    Anika |

    • Thanks for stopping by and your support chick. I think being both positive and realistic at the same time is the only way forward xo

  • I struggled with confidence when I was younger. Once I had my son, it completely changed. I stopped comparing myself to others and decided to focus on what I needed.

    Jennifer | Mrs Q Beauty

    • So happy to hear you’ve found your confidence. Focusing on what’s more important is always the key xo

  • Nina

    I’ve been struggling with confidence since I had my daughter, 6 years ago. Only recently, after I lost 30 pounds, I became more confident about how I look. I’m glad you accepted your body just the way it is. You look amazing by the way. Wish you a nice day babe.

    Nina’s Style Blog

  • I’m sorry to hear you’ve struggled at times with how you view your body, and sadly like you say, most of us women do feel that way at some point in time! I love your new approach to being healthier, and that little cartoon is the absolute cutest 🙂 Thanks so much for sharing your story!

    Gabrielle | A Glass Of Ice x

  • I like that you learn to love yourself and opt for a healthy shape and not changing your size. Really inspiring story!

    xx Alyssa | STYLE VANITY

  • Andrea

    I wish everyone could read this… is super important! Nowadays instagram and other social media are constantly telling us that for being “successful” you need to be skinny, and that´s not true at all! What you need to be is healthy!!
    Great post sweetie

  • Nice post Dear! This is very important to feel self confident and beutiful <3

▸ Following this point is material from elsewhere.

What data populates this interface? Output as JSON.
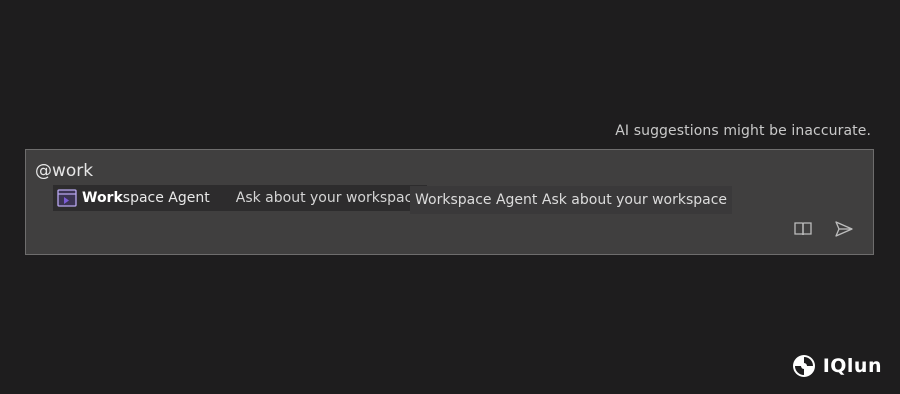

  • I agree, don’t compare yourself to others. It is one source of unhappiness. Just be yourself, and wear your confidence, that’s the greatest trend ever.

    StyleSprinter Blog by Katya Bychkova